_Data to use_

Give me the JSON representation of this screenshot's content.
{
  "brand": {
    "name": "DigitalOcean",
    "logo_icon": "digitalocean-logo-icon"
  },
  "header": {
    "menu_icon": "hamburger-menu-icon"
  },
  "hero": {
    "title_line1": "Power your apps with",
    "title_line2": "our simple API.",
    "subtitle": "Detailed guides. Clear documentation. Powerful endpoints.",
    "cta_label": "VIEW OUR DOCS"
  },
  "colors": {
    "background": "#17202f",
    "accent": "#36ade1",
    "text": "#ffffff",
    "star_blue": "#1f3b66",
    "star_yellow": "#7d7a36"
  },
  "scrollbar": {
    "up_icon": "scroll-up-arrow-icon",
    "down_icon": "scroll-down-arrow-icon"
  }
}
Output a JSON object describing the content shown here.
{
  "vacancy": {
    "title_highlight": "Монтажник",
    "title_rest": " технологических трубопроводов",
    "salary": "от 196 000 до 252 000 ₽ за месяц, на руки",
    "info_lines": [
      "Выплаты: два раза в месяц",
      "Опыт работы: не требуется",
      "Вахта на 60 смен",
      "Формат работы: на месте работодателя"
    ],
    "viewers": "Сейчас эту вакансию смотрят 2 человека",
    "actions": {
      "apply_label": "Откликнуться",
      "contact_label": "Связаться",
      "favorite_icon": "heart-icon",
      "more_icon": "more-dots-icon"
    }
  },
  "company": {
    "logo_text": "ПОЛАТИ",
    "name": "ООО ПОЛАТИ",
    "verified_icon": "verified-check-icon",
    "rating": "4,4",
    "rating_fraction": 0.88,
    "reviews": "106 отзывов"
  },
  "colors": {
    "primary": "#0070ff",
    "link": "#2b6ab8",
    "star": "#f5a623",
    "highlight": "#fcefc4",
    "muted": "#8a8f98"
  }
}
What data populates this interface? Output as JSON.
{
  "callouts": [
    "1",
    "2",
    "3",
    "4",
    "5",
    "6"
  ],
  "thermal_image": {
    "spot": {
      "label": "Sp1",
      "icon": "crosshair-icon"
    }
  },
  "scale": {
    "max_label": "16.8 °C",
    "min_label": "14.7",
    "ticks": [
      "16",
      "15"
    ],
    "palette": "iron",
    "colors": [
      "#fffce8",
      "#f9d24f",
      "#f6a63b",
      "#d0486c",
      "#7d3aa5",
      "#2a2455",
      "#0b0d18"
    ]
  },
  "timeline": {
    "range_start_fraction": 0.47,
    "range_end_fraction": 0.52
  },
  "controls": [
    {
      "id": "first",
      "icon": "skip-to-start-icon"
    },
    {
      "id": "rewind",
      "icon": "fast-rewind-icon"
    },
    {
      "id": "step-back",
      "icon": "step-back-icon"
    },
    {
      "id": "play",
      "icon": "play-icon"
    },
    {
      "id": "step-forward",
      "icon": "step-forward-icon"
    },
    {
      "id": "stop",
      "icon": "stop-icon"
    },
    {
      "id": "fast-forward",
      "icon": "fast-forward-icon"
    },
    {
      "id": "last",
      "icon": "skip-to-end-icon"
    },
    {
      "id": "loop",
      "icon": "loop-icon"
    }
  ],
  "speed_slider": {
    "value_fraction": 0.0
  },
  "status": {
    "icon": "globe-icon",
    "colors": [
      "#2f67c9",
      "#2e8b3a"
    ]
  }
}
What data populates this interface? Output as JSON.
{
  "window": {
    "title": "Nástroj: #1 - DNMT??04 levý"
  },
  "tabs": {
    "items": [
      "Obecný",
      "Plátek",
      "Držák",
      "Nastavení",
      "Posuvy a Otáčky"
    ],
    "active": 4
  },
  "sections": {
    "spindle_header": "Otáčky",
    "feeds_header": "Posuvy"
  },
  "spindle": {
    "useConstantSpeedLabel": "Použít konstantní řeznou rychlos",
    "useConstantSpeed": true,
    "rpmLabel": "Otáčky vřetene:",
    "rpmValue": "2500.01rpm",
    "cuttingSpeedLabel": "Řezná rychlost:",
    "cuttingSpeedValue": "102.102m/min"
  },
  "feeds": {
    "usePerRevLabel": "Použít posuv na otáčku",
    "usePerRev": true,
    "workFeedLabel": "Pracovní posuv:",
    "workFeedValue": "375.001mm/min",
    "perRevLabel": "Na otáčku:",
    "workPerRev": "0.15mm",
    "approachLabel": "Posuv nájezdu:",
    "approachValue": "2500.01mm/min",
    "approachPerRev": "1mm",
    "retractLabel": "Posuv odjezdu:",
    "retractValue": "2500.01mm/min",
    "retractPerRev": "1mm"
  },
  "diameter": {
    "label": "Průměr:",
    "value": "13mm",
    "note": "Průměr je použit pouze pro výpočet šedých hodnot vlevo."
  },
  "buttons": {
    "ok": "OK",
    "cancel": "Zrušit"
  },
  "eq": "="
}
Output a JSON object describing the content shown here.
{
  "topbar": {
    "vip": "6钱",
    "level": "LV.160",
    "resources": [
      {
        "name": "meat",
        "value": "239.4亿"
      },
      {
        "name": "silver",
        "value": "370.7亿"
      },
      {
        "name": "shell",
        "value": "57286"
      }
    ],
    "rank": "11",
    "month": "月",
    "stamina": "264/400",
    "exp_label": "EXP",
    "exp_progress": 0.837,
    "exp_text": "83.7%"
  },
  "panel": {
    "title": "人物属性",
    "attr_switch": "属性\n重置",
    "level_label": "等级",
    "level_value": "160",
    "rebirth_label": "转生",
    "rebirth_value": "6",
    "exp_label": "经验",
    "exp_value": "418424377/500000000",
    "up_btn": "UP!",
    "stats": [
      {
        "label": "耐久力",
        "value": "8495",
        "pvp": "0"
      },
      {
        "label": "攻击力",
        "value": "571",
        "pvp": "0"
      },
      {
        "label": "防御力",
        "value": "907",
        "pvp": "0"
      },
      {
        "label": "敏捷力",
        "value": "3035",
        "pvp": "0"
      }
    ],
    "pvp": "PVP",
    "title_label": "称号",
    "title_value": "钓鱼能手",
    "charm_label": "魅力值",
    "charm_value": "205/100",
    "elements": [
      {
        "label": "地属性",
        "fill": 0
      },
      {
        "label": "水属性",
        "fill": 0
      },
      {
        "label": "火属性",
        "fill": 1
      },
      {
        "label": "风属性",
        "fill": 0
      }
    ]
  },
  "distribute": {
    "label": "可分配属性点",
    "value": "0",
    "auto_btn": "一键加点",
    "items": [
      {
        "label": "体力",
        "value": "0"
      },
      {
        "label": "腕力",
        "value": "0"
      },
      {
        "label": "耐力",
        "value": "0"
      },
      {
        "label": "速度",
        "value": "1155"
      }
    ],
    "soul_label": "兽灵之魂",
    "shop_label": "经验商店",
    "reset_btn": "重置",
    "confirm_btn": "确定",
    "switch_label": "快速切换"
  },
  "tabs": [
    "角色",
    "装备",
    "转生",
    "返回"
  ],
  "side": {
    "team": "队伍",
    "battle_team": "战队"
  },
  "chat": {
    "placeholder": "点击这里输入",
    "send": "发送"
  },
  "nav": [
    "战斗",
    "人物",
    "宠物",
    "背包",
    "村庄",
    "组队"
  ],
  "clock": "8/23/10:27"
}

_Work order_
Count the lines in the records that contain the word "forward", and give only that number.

_Exercise solution_
4